What the exercise asks:
Only the number is needed: how many lines of the records include "Description"?

Record set:
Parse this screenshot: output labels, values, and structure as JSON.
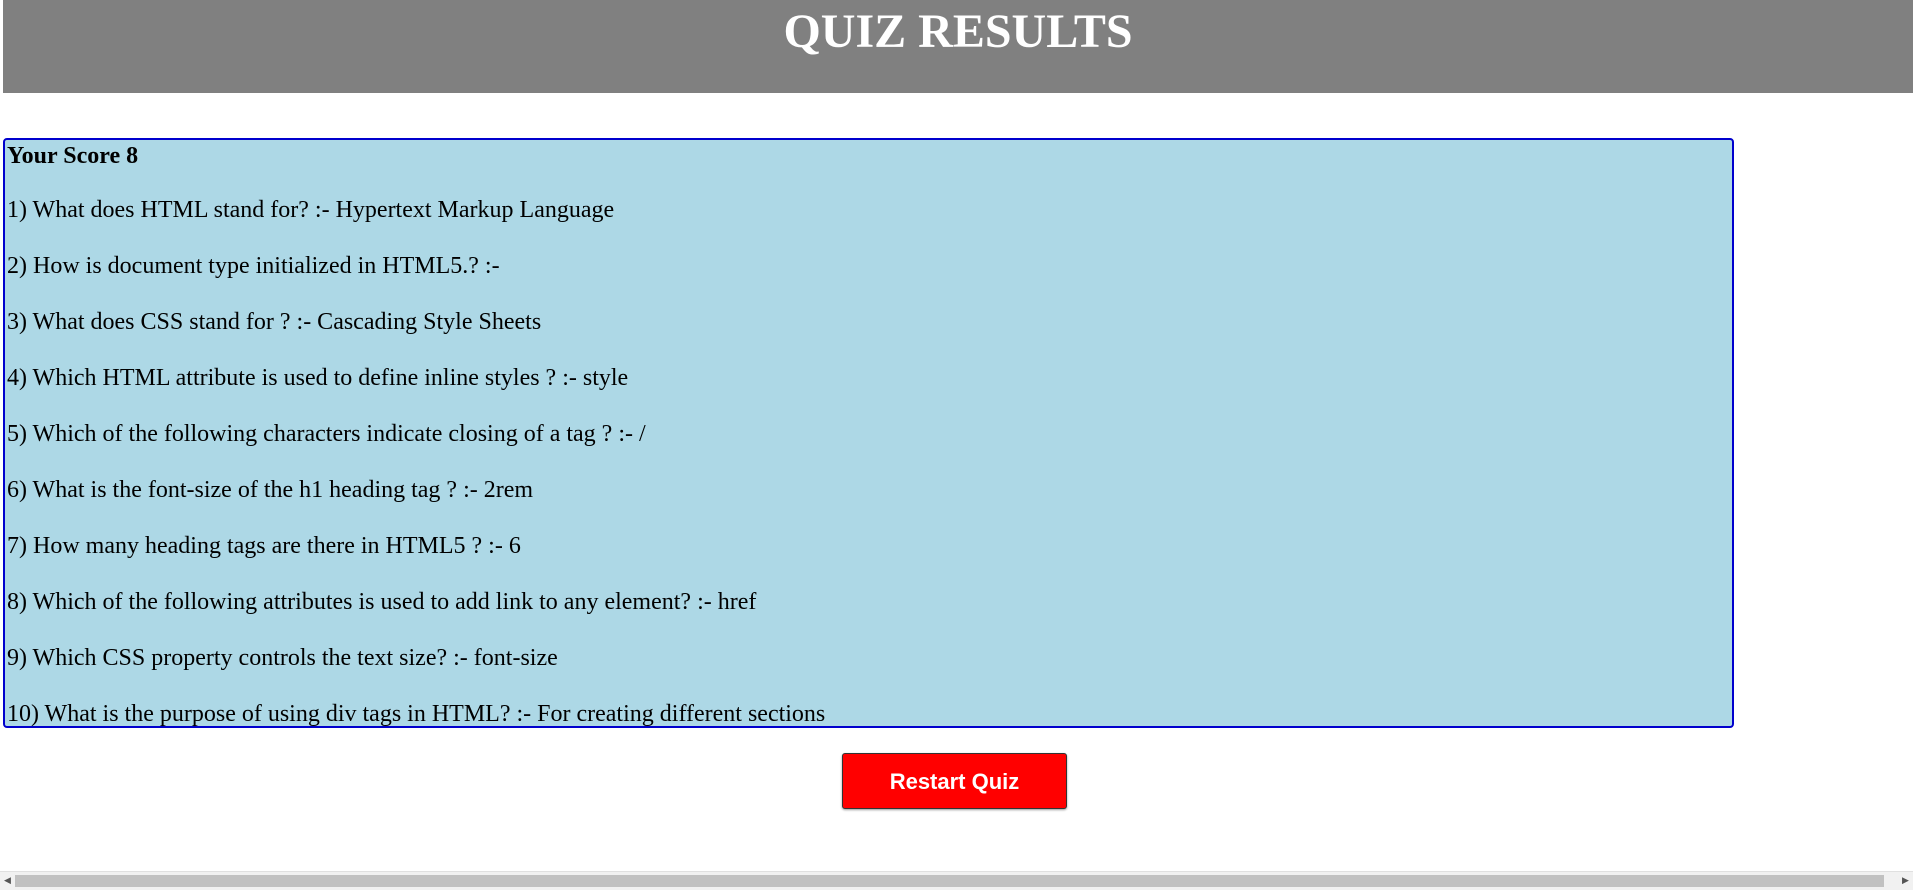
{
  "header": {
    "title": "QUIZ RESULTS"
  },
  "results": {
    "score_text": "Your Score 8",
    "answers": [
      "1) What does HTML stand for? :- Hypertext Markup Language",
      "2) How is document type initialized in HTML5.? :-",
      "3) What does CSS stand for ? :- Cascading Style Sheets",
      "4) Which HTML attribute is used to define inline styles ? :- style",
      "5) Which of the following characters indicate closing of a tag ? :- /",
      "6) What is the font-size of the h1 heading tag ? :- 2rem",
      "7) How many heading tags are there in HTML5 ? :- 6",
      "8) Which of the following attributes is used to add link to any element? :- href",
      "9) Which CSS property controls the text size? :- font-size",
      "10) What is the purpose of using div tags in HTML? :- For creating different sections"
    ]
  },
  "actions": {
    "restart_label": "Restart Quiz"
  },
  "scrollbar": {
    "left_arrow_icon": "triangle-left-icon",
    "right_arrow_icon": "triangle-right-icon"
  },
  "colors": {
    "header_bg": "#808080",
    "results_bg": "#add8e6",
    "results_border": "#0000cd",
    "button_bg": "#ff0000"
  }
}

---

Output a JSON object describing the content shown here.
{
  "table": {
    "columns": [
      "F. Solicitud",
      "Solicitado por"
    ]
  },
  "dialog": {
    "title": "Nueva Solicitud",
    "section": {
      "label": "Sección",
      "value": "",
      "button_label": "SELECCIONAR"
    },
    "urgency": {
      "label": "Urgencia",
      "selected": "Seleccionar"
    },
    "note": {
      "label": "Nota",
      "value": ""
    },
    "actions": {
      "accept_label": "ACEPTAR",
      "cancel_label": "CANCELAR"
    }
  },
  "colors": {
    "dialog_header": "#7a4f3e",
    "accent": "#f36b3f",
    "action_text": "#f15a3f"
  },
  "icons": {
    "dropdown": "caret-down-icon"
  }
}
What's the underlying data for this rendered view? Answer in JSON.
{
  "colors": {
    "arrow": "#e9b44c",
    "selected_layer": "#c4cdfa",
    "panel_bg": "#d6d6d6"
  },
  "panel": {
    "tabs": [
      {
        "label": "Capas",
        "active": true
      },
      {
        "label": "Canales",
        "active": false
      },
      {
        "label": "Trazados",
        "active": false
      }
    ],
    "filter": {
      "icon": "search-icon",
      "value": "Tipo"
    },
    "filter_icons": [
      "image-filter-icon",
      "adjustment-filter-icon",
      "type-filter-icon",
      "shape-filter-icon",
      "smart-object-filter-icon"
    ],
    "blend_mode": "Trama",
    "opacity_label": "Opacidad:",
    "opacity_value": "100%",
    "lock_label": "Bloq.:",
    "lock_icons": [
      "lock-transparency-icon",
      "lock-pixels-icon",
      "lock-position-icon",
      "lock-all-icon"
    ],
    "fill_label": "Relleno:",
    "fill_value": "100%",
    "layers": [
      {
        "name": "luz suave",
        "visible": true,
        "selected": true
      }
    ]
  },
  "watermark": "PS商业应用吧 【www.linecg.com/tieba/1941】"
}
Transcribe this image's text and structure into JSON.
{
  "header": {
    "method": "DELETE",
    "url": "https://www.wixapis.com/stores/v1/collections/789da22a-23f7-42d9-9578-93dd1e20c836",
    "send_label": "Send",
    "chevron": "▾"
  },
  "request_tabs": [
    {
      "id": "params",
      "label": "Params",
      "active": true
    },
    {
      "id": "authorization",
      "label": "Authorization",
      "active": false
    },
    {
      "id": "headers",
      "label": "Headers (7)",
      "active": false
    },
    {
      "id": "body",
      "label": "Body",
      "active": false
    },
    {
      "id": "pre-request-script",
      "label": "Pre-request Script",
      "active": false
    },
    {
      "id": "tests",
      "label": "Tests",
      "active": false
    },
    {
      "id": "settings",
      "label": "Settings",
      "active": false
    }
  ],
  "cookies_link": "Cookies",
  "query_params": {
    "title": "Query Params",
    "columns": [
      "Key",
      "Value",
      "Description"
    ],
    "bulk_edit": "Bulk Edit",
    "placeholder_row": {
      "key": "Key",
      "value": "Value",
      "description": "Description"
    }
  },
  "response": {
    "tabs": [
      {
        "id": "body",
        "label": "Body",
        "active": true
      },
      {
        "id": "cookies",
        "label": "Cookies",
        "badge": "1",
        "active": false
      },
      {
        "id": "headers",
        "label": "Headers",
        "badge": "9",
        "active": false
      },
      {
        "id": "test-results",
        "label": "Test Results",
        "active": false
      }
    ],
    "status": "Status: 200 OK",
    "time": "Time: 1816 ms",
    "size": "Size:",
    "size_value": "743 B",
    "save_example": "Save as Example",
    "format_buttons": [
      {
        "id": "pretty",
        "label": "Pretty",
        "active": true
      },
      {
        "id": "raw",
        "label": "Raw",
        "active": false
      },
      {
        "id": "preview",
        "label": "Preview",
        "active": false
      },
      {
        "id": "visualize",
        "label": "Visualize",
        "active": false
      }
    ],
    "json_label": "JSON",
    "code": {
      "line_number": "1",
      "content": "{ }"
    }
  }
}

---

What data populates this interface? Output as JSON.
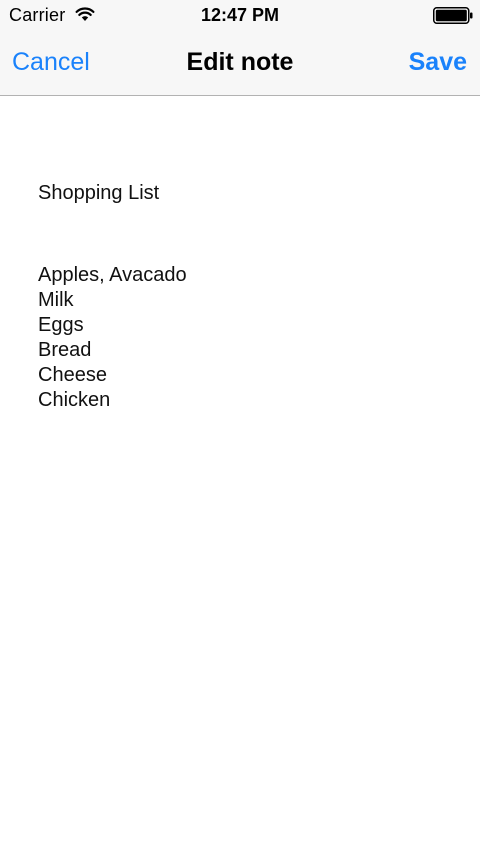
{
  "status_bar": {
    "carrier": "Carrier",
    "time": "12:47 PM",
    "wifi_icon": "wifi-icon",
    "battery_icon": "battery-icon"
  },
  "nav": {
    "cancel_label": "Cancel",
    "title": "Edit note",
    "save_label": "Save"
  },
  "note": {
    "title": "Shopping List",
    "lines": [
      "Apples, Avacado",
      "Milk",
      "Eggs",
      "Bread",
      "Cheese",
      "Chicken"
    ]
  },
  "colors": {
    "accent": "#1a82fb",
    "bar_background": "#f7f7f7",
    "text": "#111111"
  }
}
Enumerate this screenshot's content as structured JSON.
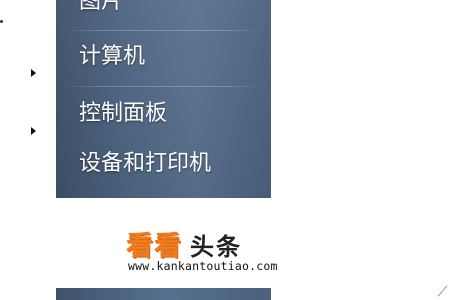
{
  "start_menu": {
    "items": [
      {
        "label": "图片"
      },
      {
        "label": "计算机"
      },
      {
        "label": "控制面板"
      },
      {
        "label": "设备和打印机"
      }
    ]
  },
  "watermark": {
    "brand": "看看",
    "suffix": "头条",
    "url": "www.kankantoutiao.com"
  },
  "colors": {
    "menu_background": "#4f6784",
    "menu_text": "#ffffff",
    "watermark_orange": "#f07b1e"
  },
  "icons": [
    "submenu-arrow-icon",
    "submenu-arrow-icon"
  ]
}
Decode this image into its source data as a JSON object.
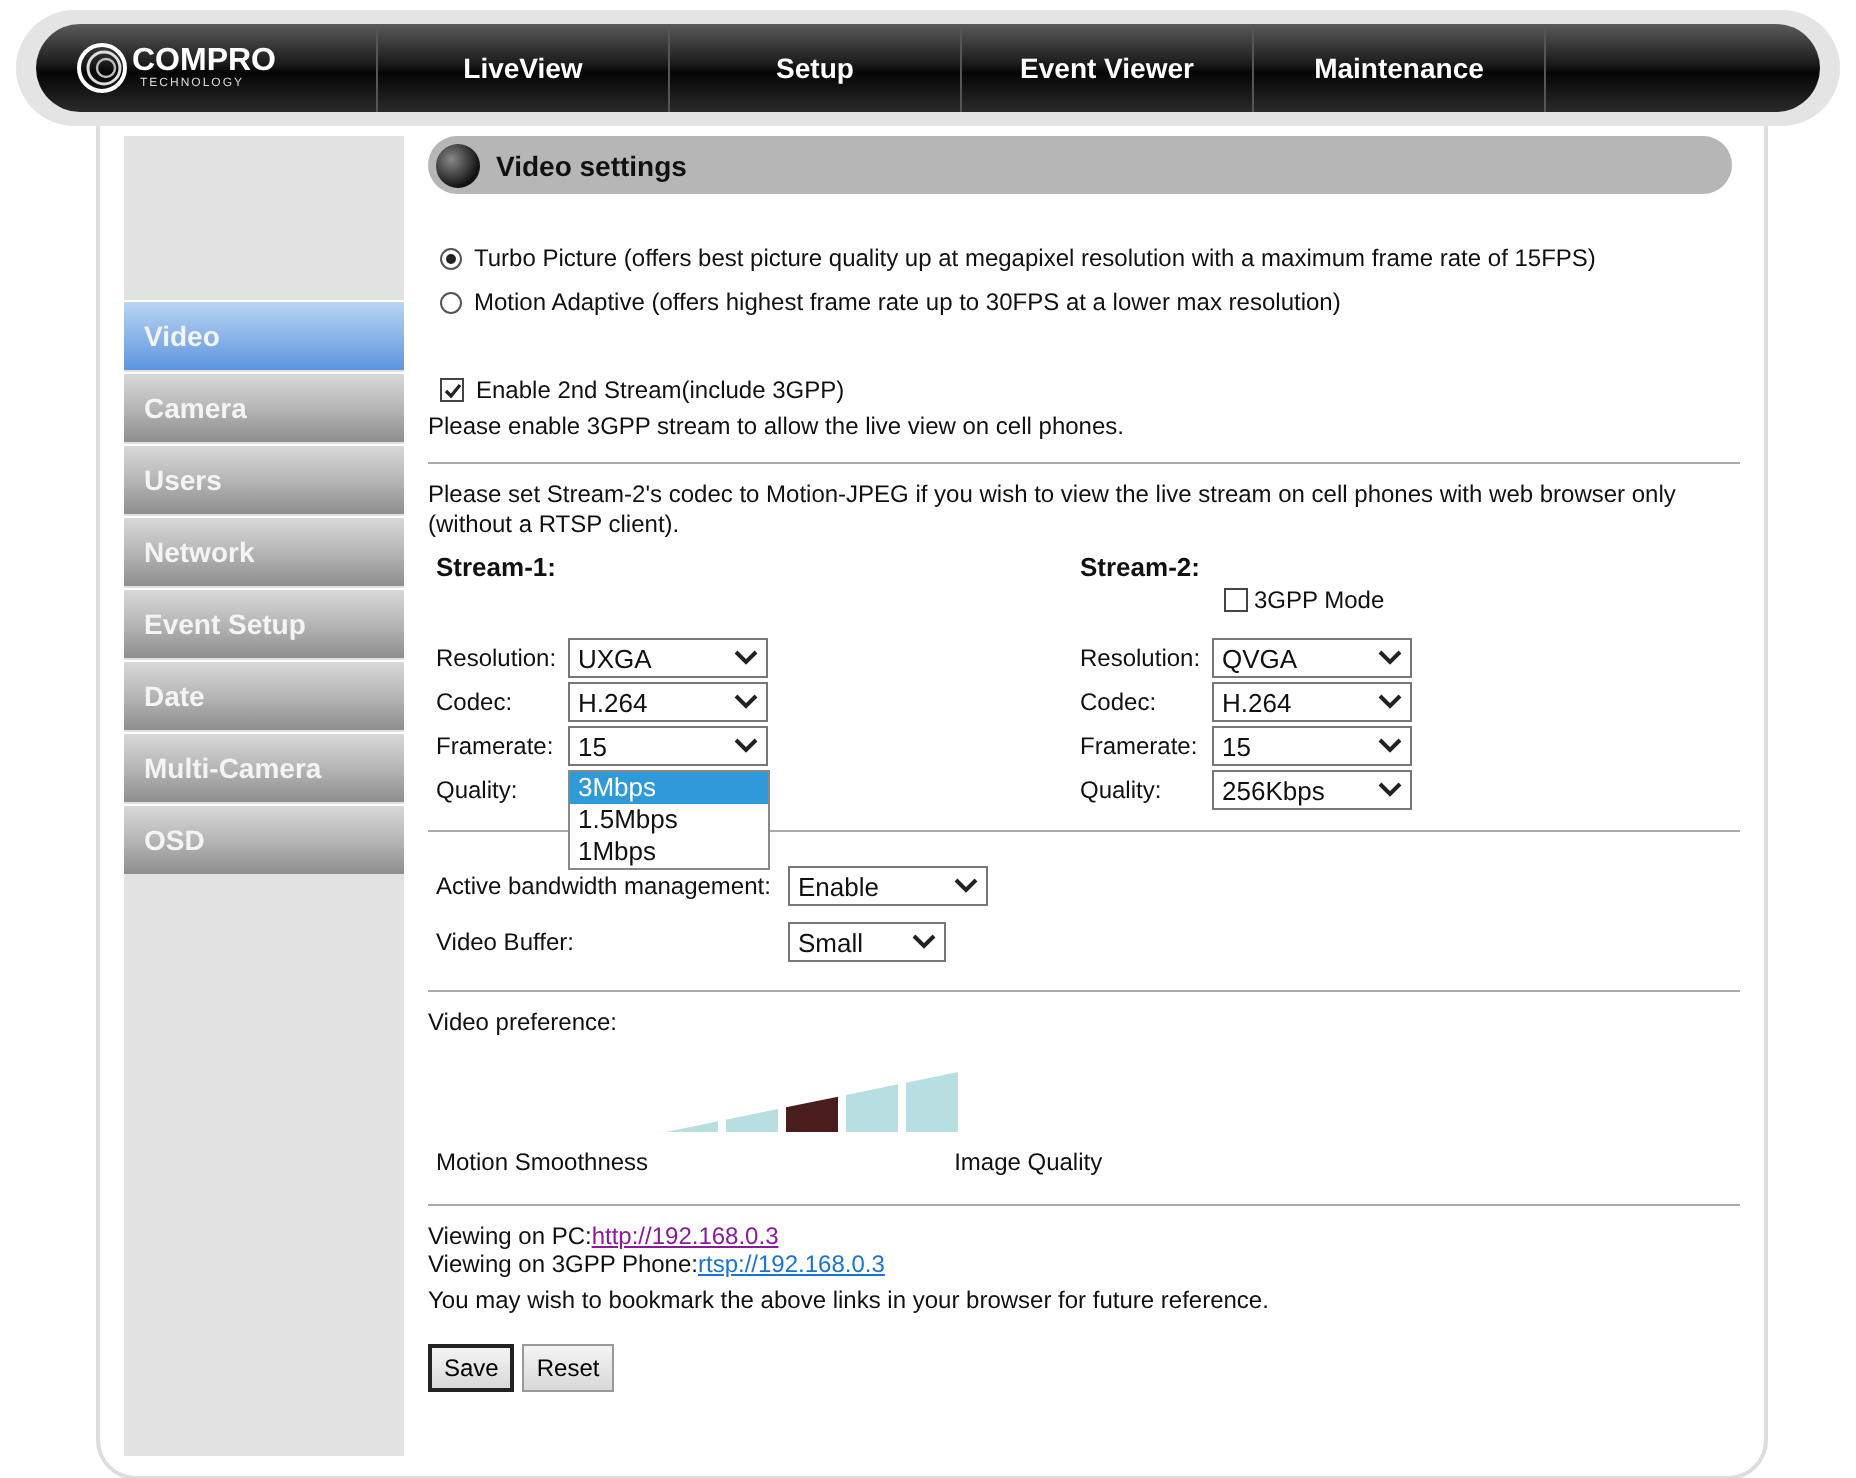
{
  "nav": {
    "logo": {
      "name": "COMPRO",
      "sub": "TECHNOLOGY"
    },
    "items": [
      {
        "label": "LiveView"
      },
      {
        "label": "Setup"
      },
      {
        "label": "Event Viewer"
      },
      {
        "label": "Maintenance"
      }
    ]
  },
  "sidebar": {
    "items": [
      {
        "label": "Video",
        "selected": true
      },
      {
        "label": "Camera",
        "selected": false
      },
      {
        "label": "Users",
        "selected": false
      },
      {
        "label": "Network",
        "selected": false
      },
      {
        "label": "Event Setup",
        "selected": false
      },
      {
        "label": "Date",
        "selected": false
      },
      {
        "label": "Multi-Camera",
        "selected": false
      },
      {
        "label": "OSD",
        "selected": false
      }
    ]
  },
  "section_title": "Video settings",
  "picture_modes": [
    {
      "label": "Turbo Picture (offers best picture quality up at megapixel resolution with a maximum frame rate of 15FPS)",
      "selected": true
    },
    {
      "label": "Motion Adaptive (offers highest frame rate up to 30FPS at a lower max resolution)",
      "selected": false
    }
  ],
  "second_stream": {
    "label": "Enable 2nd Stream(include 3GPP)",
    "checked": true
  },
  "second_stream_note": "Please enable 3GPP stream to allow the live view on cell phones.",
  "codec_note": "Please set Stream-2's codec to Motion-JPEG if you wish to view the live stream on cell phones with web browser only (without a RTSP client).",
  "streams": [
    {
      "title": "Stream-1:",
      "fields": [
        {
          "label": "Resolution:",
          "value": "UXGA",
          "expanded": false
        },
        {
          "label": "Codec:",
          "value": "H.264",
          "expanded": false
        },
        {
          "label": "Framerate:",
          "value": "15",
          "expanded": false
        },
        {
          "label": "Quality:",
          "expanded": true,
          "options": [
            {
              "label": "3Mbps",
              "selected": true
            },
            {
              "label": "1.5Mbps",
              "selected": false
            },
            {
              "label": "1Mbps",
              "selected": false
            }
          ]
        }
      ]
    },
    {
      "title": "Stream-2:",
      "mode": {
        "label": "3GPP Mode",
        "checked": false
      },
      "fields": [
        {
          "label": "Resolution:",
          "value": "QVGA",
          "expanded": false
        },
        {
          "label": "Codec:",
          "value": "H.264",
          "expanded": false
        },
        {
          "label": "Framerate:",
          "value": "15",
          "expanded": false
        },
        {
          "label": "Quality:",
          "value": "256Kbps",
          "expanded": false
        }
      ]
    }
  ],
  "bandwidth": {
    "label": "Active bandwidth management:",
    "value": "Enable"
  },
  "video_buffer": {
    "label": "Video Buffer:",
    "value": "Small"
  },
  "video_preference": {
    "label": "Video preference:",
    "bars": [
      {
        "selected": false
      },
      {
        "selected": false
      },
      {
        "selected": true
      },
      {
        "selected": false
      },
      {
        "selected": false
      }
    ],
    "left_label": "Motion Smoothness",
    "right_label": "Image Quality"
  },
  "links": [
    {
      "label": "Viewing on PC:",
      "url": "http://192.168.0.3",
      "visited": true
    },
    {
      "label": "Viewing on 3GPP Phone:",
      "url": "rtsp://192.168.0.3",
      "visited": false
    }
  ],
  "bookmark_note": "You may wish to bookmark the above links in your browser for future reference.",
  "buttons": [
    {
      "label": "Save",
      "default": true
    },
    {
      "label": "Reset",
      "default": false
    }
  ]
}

Output:
2